His company and its rival Etisalat -- both majority owned by the government -- are required to implement the new policy, which would limit access to the Blackberry Enterprise Server to companies with 20 accounts or more. That system provides the most secure communication on the handheld devices and is used by many international companies and government agencies.
Other users would need to rely on a less-secure system known as the BlackBerry Internet Service that experts say could be easier for authorities to monitor.
"I don't see any reason for frustration for customers," Sultan said. "You can still access your corporate email via BIS. ... I don't see what really is the issue."
The UAE's Telecommunications Regulatory Authority disclosed the change in policy earlier this month.
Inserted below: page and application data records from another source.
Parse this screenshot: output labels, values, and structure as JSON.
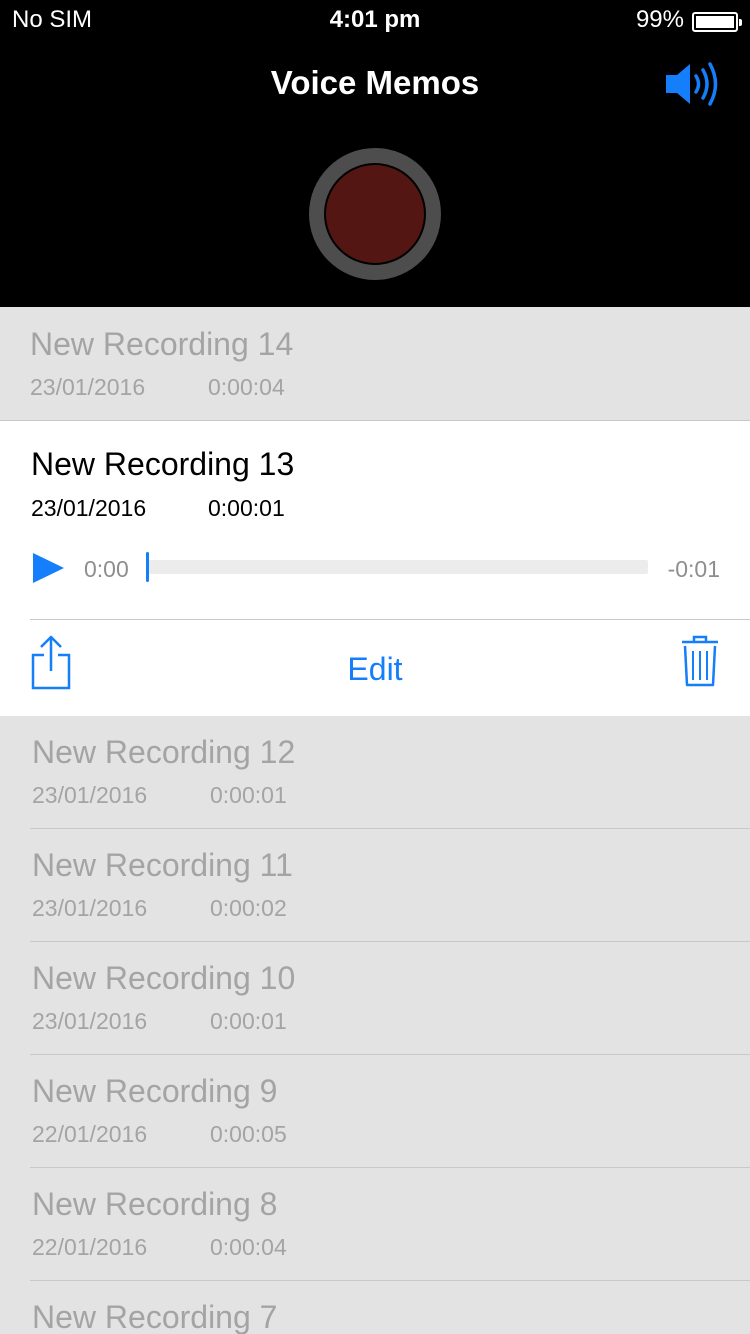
{
  "status_bar": {
    "carrier": "No SIM",
    "time": "4:01 pm",
    "battery_text": "99%",
    "battery_level": 0.99
  },
  "nav": {
    "title": "Voice Memos"
  },
  "accent_color": "#147efb",
  "record_color": "#541612",
  "recordings": [
    {
      "name": "New Recording 14",
      "date": "23/01/2016",
      "duration": "0:00:04"
    },
    {
      "name": "New Recording 13",
      "date": "23/01/2016",
      "duration": "0:00:01",
      "expanded": true
    },
    {
      "name": "New Recording 12",
      "date": "23/01/2016",
      "duration": "0:00:01"
    },
    {
      "name": "New Recording 11",
      "date": "23/01/2016",
      "duration": "0:00:02"
    },
    {
      "name": "New Recording 10",
      "date": "23/01/2016",
      "duration": "0:00:01"
    },
    {
      "name": "New Recording 9",
      "date": "22/01/2016",
      "duration": "0:00:05"
    },
    {
      "name": "New Recording 8",
      "date": "22/01/2016",
      "duration": "0:00:04"
    },
    {
      "name": "New Recording 7"
    }
  ],
  "player": {
    "elapsed": "0:00",
    "remaining": "-0:01",
    "progress": 0,
    "edit_label": "Edit",
    "icons": [
      "play-icon",
      "share-icon",
      "trash-icon",
      "speaker-icon"
    ]
  }
}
Six months ago, it backed down from a threat to impose a more sweeping ban on the most popular BlackBerry services amid concerns about security.
Shortly after details of the latest restrictions became public, the TRA issued a brief statement reassuring BlackBerry users that all services would continue for both individuals and business customers, prompting speculation it might roll back plans to limit the higher-security service.
It has not commented further on the matter since. It did not respond to a request for clarification Monday.
Sultan's comments suggest the restrictions are still moving ahead.
"The rule is still this rule," he said.
Research in Motion Ltd., the Canadian company that makes BlackBerrys, has said it is in contact with the regulator and understands that the rules could apply to other smartphone makers but aim to avoid affecting "legitimate enterprise customers."
The UAE's smartphone policies have been closely watched since last summer when it threatened to shut off BlackBerry data services partly because of security concerns. It backed off the plan in October.
Critics saw the effort as a way to more closely monitor political activism in the federation. Although the UAE has seen none of the widespread unrest roiling other parts of the Arab world, authorities have detained at least four activists calling for democratic reforms in recent weeks.
In 2009, Du's rival Etisalat was caught instructing unwitting BlackBerry customers to download spy software that could allow outsiders to peer inside. It misled users by describing the software as a required service upgrade.